Australia’s response to the coronavirus has been on a positive trajectory, as inferred from the Government’s confidence on the decision of easing restrictions in the coming months in a measured way to get the economy moving and creating a COVID-Safe environment.
PM Morrison states that after flattening the curve in what he calls the “post-war era”, the subsequent task is to reset the economy for growth and support Australians and their livelihoods. While financial markets seem to be returning to stability in a fragile way, they are still functional.
Australia’s superannuation system with some $11.7 billion in claims seems to be responding well. $90.1 billion in Australian government securities has been reportedly raised (since 20 March 2020), along with $33 billion in T-notes and $56.6 billion on bonds.
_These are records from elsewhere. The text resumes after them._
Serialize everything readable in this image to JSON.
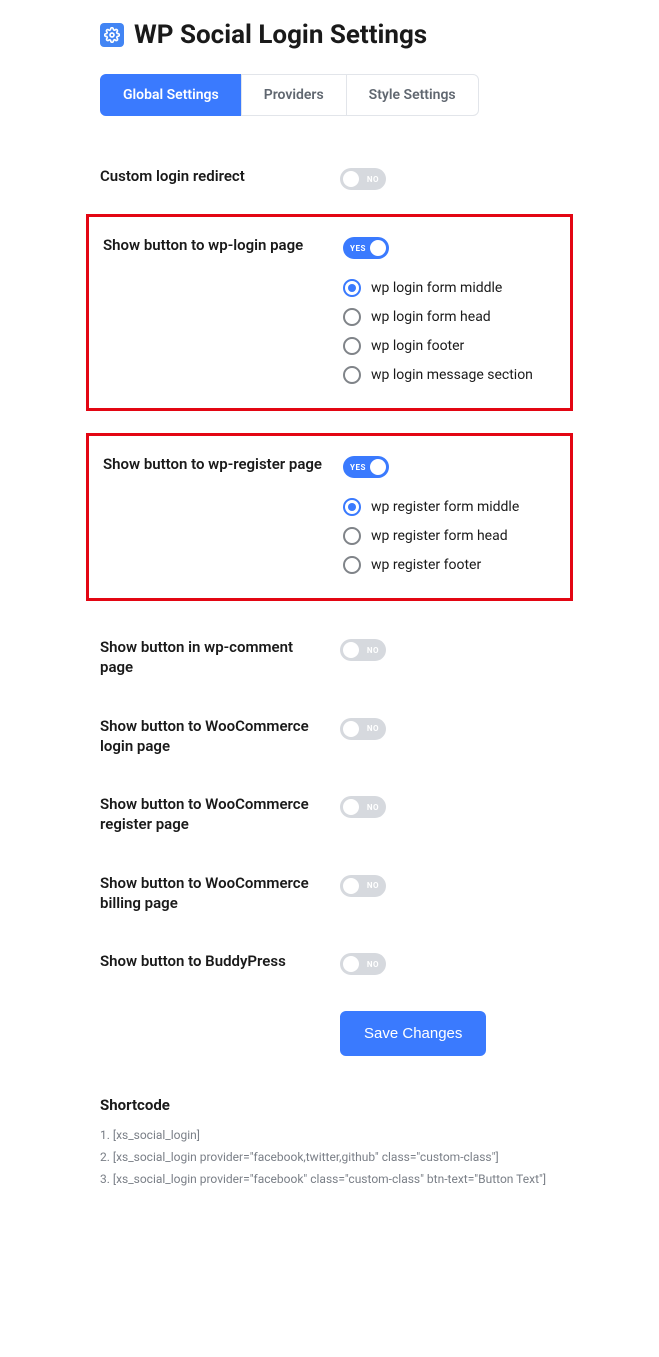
{
  "header": {
    "title": "WP Social Login Settings"
  },
  "tabs": [
    {
      "label": "Global Settings",
      "active": true
    },
    {
      "label": "Providers",
      "active": false
    },
    {
      "label": "Style Settings",
      "active": false
    }
  ],
  "toggle_labels": {
    "on": "YES",
    "off": "NO"
  },
  "rows": {
    "custom_redirect": {
      "label": "Custom login redirect",
      "on": false
    },
    "wp_login": {
      "label": "Show button to wp-login page",
      "on": true,
      "highlight": true,
      "radios": [
        {
          "label": "wp login form middle",
          "selected": true
        },
        {
          "label": "wp login form head",
          "selected": false
        },
        {
          "label": "wp login footer",
          "selected": false
        },
        {
          "label": "wp login message section",
          "selected": false
        }
      ]
    },
    "wp_register": {
      "label": "Show button to wp-register page",
      "on": true,
      "highlight": true,
      "radios": [
        {
          "label": "wp register form middle",
          "selected": true
        },
        {
          "label": "wp register form head",
          "selected": false
        },
        {
          "label": "wp register footer",
          "selected": false
        }
      ]
    },
    "wp_comment": {
      "label": "Show button in wp-comment page",
      "on": false
    },
    "woo_login": {
      "label": "Show button to WooCommerce login page",
      "on": false
    },
    "woo_register": {
      "label": "Show button to WooCommerce register page",
      "on": false
    },
    "woo_billing": {
      "label": "Show button to WooCommerce billing page",
      "on": false
    },
    "buddypress": {
      "label": "Show button to BuddyPress",
      "on": false
    }
  },
  "save_button": "Save Changes",
  "shortcode": {
    "title": "Shortcode",
    "lines": [
      "1. [xs_social_login]",
      "2. [xs_social_login provider=\"facebook,twitter,github\" class=\"custom-class\"]",
      "3. [xs_social_login provider=\"facebook\" class=\"custom-class\" btn-text=\"Button Text\"]"
    ]
  }
}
The latest $19 billion at 1%, was oversubscribed as well.
Seeing its ability to raise this finance to ensure that the nation can provide necessary economic supports and lifeline to the Australian economy, global markets are considering Australia as a good bet in this uncertain time.
Moreover, as the borders fall internally, tourism can gradually pick up, especially with school holidays coming up again in July. It should be noted here the net tourism imports to the country is more than $20 billion in a year. Also, tourism is a prospective and vital employer, particularly in regional areas of the country.
Further, Mr Frydenberg believes that ~850k citizens will be back in work with stage 1, 2 and 3 restrictions being lifted. This translates into the economy to be better off by 9.4 billion dollars a month.
Australia has shown resilience to bounce back, to recover, to work in the past. Though the COVID 19 situation is perhaps the most difficult phase economically in the longest fathomable history, Australians and the Government seem confident to sail through the tough tide, with their ingenuity and hard work, as the economy gears to reopen in the coming weeks, prudently and attentively.